Every survey suggests, as does common sense, that aging Americans overwhelmingly prefer to stay in their homes and live independently for as long as they can. Whether that’s possible depends, in part, on whether their home has been built or remodeled to incorporate universal design features.
What exactly is Universal Design? Think of your body as synonymous with your home. As we age certain joints begin to show wear. We ache in places we never used to. And so to keep doing the things we love we make adjustments, take medication, add supports, braces and so forth. Think of Universal Design as a way of adjusting the home to accommodate the changing abilities of the homeowner to move about safely and securely. While aging is the primary driver of change for people, accidents and disease can suddenly change the lifestyle and needs of occupants.

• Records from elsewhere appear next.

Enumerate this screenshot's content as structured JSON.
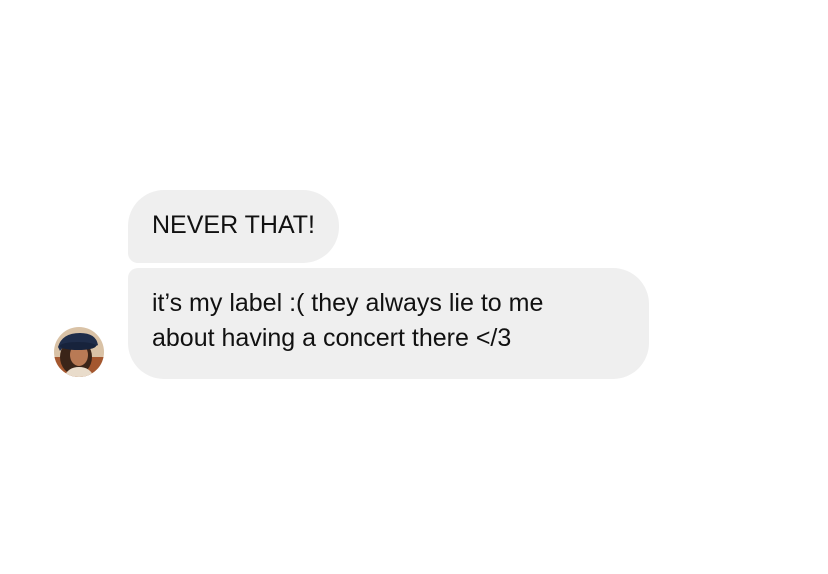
{
  "conversation": {
    "messages": [
      {
        "text": "NEVER THAT!"
      },
      {
        "lines": [
          "it’s my label :( they always lie to me",
          "about having a concert there </3"
        ]
      }
    ],
    "avatar": {
      "icon": "user-avatar-photo"
    },
    "colors": {
      "bubble": "#efefef",
      "text": "#111111",
      "background": "#ffffff"
    }
  }
}
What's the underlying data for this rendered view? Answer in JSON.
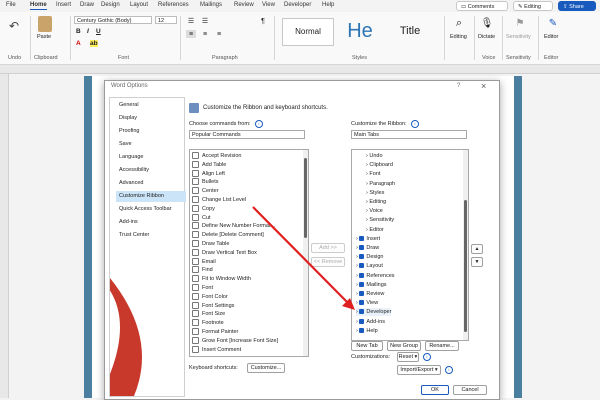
{
  "tabs": [
    "File",
    "Home",
    "Insert",
    "Draw",
    "Design",
    "Layout",
    "References",
    "Mailings",
    "Review",
    "View",
    "Developer",
    "Help"
  ],
  "top_buttons": {
    "comments": "Comments",
    "editing": "Editing",
    "share": "Share"
  },
  "ribbon": {
    "undo_group": "Undo",
    "paste": "Paste",
    "clipboard_group": "Clipboard",
    "font_name": "Century Gothic (Body)",
    "font_size": "12",
    "font_group": "Font",
    "paragraph_group": "Paragraph",
    "styles": [
      "Normal",
      "He",
      "Title"
    ],
    "styles_group": "Styles",
    "editing": "Editing",
    "dictate": "Dictate",
    "voice_group": "Voice",
    "sensitivity": "Sensitivity",
    "sensitivity_group": "Sensitivity",
    "editor": "Editor",
    "editor_group": "Editor"
  },
  "dialog": {
    "title": "Word Options",
    "nav": [
      "General",
      "Display",
      "Proofing",
      "Save",
      "Language",
      "Accessibility",
      "Advanced",
      "Customize Ribbon",
      "Quick Access Toolbar",
      "Add-ins",
      "Trust Center"
    ],
    "heading": "Customize the Ribbon and keyboard shortcuts.",
    "choose_label": "Choose commands from:",
    "choose_value": "Popular Commands",
    "customize_label": "Customize the Ribbon:",
    "customize_value": "Main Tabs",
    "commands": [
      "Accept Revision",
      "Add Table",
      "Align Left",
      "Bullets",
      "Center",
      "Change List Level",
      "Copy",
      "Cut",
      "Define New Number Format...",
      "Delete [Delete Comment]",
      "Draw Table",
      "Draw Vertical Text Box",
      "Email",
      "Find",
      "Fit to Window Width",
      "Font",
      "Font Color",
      "Font Settings",
      "Font Size",
      "Footnote",
      "Format Painter",
      "Grow Font [Increase Font Size]",
      "Insert Comment"
    ],
    "ribbon_items": [
      "Undo",
      "Clipboard",
      "Font",
      "Paragraph",
      "Styles",
      "Editing",
      "Voice",
      "Sensitivity",
      "Editor",
      "Insert",
      "Draw",
      "Design",
      "Layout",
      "References",
      "Mailings",
      "Review",
      "View",
      "Developer",
      "Add-ins",
      "Help"
    ],
    "add_btn": "Add >>",
    "remove_btn": "<< Remove",
    "new_tab": "New Tab",
    "new_group": "New Group",
    "rename": "Rename...",
    "customizations": "Customizations:",
    "reset": "Reset",
    "import_export": "Import/Export",
    "shortcuts_label": "Keyboard shortcuts:",
    "customize_btn": "Customize...",
    "ok": "OK",
    "cancel": "Cancel",
    "question": "?",
    "close": "×"
  },
  "colors": {
    "accent": "#185abd",
    "arrow": "#e02020",
    "doc_bar": "#4a7fa0"
  }
}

If your home wasn’t conceived with Universal Design in mind have no worries. Any home can be remodeled and updated with “aging in place” elements. In fact, smart homeowners consider all remodeling improvements with aging in mind, regardless of where they are in life—even if they may not plan to stay in the home throughout their golden years. Why? Because Universal Design principles make homes comfortable and safe for people of all ages and abilities, there is no downside to starting early.
Don’t get the wrong idea
about Universal Design. While it ensures
accessibility and security for people using wheelchairs and walkers, it no
longer has the institutional look of early handicap accessible designs. Functionality
can also (should also) be aesthetically pleasing to the eye.
Murphy Bros. owner John Murphy, suggest one of the first aging in place adaptations to look at is the elimination of elements that could cause falls or limit accessibility such as uneven floor transitions, dim lighting, narrow doorways and high microwave ovens.
Murphy Bros.’ Certified Aging In Place Specialist (CAPS), Cherie Poissant, encourages homeowners to consider surfaces and features that will be easier to clean and maintain, such as a non-wood deck or low maintenance siding. She also urges clients to explore ways to make space more flexible so it can respond to changing needs, such as a main level room and full bath that can be used for a home office or guest quarters. “Weigh the payback from upgrades that reduce ongoing energy costs, such as insulation and Energy Star rated appliances and lighting. And take advantage of smart technology that enables you to monitor and control systems remotely so you are free to travel and enjoy life,” suggests Poissant.
Below is an extensive checklist of universal design/aging in place features. As a leading design-build general contractor, Murphy Bros. is always available to offer you expert insights into each of these features and what makes sense for you and your home.
Overall Floor Plan
Stairways, Lifts, and Elevators
Heating, Ventilation, and Air Conditioning
Reduced Maintenance/Convenience Features
Electrical: Lighting, Safety and Security
Adapted from Toolbase, Home Innovation Research Labs